__Given data__.
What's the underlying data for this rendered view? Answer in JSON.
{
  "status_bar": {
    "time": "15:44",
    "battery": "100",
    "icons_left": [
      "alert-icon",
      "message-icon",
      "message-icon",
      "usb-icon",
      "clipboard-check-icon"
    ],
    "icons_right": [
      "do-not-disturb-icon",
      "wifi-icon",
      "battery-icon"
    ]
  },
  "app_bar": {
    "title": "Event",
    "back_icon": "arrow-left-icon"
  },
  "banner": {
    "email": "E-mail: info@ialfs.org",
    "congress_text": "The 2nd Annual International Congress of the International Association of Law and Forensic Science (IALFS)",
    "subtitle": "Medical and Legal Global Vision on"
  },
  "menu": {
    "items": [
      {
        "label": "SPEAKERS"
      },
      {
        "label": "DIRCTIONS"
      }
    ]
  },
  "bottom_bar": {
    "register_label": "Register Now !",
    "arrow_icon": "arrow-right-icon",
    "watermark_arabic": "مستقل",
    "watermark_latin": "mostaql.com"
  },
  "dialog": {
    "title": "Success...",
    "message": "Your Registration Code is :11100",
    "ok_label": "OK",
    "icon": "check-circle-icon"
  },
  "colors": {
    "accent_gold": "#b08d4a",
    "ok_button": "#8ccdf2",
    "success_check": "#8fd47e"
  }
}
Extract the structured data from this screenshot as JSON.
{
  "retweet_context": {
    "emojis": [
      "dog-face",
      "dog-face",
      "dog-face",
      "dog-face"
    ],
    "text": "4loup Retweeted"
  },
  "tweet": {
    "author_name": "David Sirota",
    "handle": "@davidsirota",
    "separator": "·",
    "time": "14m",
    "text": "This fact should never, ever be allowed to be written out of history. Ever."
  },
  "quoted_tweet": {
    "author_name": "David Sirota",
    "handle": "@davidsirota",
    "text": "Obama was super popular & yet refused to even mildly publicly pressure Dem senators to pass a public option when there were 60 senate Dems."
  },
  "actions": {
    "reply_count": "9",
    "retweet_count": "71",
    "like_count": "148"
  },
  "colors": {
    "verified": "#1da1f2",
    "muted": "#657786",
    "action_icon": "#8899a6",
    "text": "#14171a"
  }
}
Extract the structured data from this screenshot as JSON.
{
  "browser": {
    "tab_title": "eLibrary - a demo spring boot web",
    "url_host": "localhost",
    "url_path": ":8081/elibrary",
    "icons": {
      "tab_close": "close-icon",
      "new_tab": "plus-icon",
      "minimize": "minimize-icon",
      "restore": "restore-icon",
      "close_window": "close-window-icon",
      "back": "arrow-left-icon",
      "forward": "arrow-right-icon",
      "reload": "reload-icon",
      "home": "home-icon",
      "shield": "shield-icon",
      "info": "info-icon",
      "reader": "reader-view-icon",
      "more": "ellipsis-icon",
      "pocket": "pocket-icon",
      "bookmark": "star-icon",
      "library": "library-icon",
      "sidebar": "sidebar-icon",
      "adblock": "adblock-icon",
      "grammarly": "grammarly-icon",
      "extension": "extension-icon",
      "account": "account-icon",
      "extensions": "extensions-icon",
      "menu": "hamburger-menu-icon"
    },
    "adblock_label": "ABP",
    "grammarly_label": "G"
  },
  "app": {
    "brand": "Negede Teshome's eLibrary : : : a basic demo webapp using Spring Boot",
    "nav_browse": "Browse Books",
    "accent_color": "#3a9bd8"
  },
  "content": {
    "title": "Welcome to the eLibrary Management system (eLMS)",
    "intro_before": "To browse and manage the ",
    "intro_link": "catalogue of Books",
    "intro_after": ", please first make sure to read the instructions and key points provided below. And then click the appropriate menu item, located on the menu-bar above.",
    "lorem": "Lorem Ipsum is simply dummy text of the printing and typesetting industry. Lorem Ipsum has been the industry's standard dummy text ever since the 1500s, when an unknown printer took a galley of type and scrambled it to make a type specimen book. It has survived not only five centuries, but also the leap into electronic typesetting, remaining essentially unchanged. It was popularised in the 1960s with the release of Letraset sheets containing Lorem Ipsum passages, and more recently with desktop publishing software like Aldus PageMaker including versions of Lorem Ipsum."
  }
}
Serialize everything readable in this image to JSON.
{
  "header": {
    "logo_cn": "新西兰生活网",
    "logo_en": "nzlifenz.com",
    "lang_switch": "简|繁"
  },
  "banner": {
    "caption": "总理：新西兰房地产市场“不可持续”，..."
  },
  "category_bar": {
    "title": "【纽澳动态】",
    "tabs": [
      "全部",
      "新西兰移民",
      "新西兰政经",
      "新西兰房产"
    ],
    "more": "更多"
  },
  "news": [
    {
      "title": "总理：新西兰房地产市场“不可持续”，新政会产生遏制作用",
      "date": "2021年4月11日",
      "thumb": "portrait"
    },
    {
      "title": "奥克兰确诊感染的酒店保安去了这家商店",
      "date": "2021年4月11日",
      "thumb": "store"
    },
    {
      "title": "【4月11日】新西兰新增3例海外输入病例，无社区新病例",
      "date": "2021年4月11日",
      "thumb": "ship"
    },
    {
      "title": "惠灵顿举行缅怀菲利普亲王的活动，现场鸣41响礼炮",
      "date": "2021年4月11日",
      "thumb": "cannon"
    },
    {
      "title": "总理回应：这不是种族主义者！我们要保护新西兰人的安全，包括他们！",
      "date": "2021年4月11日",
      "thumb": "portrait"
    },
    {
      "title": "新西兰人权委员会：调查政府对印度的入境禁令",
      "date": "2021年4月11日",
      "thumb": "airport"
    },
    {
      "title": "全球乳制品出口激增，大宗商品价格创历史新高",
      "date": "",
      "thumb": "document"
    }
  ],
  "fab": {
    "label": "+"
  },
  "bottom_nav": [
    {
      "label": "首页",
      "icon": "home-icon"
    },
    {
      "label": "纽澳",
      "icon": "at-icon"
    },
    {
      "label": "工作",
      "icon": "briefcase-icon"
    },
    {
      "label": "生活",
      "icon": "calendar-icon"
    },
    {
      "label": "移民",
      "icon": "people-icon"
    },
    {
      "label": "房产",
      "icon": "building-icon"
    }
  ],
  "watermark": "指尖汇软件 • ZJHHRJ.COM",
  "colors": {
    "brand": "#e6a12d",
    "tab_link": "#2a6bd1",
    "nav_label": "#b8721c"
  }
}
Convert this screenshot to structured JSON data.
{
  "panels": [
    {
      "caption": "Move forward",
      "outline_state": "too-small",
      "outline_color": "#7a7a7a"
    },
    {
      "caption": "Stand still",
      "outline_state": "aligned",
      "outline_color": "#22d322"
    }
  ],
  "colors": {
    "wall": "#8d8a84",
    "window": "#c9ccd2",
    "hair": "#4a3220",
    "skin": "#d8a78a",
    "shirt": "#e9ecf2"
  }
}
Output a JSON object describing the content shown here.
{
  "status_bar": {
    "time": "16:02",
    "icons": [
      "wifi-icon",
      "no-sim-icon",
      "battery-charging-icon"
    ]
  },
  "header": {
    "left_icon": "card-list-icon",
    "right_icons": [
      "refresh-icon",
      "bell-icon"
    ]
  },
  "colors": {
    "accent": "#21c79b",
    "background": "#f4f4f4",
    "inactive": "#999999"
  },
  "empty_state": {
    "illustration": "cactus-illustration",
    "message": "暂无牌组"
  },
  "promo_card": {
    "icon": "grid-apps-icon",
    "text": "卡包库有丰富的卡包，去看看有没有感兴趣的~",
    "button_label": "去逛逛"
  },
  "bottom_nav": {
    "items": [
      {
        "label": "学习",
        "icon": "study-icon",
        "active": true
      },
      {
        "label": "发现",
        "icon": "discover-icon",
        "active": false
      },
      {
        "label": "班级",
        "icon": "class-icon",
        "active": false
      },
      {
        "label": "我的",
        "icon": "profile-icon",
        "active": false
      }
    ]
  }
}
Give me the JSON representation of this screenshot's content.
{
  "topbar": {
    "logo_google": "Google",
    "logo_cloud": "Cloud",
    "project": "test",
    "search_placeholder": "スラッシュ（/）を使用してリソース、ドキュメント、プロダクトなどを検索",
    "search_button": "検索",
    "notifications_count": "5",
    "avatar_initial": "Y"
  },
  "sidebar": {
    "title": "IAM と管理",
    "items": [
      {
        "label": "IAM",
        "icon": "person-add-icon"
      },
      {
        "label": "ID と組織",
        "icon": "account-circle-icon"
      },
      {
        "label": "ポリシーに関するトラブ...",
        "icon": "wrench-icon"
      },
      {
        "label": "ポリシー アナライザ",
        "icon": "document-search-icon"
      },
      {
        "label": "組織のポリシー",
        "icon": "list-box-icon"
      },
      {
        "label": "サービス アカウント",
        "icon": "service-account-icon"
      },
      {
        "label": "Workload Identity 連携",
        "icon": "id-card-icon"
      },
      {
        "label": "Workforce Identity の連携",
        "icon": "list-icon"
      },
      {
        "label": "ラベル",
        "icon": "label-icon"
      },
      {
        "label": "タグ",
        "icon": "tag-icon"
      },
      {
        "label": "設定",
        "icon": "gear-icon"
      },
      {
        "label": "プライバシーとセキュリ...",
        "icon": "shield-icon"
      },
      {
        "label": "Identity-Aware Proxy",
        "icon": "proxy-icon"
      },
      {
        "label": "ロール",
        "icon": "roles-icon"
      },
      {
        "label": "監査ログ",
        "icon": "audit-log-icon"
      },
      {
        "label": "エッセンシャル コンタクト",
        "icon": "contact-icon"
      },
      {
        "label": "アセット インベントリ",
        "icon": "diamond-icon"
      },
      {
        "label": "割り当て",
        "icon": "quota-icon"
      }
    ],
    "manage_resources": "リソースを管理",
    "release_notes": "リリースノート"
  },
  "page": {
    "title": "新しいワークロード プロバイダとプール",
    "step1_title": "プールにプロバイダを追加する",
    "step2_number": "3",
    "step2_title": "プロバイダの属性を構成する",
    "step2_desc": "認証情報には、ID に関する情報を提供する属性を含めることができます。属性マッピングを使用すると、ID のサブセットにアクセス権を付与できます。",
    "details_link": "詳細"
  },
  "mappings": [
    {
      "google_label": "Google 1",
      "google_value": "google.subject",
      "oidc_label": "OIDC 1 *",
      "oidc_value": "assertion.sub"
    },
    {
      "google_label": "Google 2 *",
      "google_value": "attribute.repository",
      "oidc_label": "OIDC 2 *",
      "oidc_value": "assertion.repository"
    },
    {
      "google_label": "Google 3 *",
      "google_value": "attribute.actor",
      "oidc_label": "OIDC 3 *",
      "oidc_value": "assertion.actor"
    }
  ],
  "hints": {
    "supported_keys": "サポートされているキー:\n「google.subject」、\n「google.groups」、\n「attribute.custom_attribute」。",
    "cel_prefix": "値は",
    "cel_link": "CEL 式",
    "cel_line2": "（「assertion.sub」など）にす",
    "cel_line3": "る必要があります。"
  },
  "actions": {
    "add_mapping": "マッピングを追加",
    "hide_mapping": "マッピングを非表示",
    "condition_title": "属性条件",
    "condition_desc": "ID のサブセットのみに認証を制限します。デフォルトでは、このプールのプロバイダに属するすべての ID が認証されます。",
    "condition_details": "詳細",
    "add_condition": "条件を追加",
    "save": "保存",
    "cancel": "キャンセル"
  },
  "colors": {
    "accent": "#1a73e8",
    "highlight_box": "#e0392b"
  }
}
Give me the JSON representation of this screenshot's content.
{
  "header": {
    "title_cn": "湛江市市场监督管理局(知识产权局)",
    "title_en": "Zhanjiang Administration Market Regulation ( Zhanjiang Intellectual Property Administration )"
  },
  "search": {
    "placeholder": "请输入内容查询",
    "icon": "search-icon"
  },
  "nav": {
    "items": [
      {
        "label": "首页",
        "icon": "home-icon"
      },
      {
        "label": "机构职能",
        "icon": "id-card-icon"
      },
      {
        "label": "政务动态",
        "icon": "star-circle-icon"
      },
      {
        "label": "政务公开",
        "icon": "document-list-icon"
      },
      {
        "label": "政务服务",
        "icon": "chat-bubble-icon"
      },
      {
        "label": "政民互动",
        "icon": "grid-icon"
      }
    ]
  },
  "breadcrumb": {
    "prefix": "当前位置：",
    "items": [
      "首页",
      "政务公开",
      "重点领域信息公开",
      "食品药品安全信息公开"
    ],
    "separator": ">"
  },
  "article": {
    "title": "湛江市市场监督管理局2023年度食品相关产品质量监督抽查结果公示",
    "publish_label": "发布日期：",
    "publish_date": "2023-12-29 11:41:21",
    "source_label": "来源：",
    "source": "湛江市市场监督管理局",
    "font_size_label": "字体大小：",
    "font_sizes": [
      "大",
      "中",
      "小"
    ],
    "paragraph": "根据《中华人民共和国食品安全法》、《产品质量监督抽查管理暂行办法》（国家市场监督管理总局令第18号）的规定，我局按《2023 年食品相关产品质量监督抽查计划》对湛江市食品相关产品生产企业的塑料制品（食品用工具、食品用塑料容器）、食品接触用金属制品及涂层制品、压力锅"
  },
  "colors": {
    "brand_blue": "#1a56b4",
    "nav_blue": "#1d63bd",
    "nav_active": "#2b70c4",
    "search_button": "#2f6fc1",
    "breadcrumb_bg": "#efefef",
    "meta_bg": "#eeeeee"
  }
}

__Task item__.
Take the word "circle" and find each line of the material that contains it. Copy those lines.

__Solved problem__.
    "icon": "check-circle-icon"
        "icon": "account-circle-icon"
        "icon": "star-circle-icon"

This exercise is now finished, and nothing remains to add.